  • Closed more than 300 of the site’s 515 waste areas, and are accelerating the cleanup lifecycle by 13 years, saving the DOE nearly half a billion dollars
  • Implemented more than 100 new environmental restoration technologies to treat and remediate contaminated groundwater and soil.
  • Designed and constructed the $506 million Tritium Extraction Facility
  • Completed the Highly Enriched Uranium Blend Down Project a year ahead of schedule and $35 million under budget

The Defense Waste Processing facility safely poured its 4,000th cannister of high level waste in 2016.

Spotlight on safety

The Savannah River Remediation construction team surpassed 26 million job hours in 2014 and more than 15 consecutive years without a lost-time incident—unprecedented for the U.S. construction industry.

This latest milestone is all the more notable given the U.S. average of one day lost for every 118,000 hours worked. In fact, according to the latest U.S. Bureau of Labor Statistics, an average construction project would have suffered 220 lost-time incidents during such a period of time.

The project has earned the U.S. Department of Energy Voluntary Protection Program Star of Excellence and VPP Legacy of Star honors.

A long history 

Bechtel has worked on the team that managed and operated the 310-square-mile (803-square-kilometer) Savannah River Site in South Carolina for the U.S. Department of Energy. 

From the late 1980s to 2008, Bechtel’s responsibilities grew from engineering procurement, construction, and project controls to include planning and development, project management, and environmental cleanup, including hazardous waste sites and contaminated groundwater.
We oversaw hundreds of design, engineering, and construction projects for nuclear and non-nuclear facilities and often had 80 or more projects under way simultaneously.

Why it matters

Designing and constructing the half-billion-dollar Tritium Extraction Facility at Savannah River Site was critical to maintaining U.S. defense capabilities.

Tritium is key to nuclear weaponry, and its half-life is only about a dozen years. So it must be replenished, and the Tritium Extraction Facility is the nation's only facility for extracting, recycling, purifying, and reloading tritium. 

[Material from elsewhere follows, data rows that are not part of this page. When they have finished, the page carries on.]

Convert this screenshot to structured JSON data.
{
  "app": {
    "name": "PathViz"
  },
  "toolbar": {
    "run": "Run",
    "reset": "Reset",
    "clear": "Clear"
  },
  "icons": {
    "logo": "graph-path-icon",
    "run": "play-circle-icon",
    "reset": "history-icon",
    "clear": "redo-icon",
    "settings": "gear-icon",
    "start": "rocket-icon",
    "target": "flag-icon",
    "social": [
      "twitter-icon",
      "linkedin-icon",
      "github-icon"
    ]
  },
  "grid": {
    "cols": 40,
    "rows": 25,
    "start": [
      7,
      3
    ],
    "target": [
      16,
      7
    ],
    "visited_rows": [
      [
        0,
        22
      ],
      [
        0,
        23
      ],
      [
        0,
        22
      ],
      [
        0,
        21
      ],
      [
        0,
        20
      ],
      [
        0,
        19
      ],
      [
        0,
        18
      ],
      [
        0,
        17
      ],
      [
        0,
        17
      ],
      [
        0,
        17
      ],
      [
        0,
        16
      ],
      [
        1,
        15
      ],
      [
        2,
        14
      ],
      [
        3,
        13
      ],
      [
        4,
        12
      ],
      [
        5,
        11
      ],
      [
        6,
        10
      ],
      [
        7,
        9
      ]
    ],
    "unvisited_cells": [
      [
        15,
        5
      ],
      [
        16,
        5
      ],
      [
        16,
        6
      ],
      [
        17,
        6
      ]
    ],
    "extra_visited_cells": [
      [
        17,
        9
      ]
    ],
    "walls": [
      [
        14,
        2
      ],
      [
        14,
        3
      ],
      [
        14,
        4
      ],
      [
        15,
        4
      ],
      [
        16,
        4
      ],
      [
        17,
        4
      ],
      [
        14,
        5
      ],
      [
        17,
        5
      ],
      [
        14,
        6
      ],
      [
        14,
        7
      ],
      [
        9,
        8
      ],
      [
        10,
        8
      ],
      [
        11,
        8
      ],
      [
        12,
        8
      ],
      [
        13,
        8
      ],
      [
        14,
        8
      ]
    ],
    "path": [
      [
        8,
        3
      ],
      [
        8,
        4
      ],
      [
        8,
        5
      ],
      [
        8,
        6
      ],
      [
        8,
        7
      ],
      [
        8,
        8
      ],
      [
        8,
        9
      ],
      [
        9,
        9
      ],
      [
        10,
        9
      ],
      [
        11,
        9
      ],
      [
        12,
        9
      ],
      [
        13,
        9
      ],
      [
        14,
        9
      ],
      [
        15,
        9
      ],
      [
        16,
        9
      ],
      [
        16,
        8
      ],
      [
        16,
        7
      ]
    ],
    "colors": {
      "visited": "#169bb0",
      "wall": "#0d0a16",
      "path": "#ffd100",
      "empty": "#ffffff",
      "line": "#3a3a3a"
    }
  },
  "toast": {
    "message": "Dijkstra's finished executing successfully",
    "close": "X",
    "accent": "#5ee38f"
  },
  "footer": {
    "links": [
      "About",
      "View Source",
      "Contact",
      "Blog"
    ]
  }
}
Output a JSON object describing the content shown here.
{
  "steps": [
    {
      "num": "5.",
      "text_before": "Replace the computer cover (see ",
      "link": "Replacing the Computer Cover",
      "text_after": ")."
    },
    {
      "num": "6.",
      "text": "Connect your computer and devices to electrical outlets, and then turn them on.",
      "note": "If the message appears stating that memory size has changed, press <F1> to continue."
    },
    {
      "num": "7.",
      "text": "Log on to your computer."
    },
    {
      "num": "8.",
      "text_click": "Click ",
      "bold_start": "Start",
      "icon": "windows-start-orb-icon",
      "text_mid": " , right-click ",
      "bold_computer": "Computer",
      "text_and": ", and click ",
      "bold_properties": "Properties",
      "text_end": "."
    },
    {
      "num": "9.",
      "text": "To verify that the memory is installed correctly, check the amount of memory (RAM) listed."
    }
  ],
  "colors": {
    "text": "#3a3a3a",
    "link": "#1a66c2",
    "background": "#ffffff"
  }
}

Tritium for purification and reuse comes from existing warheads as well as from target rods irradiated in nuclear reactors. Recycled and extracted gases are purified at Savannah River Site to produce tritium suitable for use.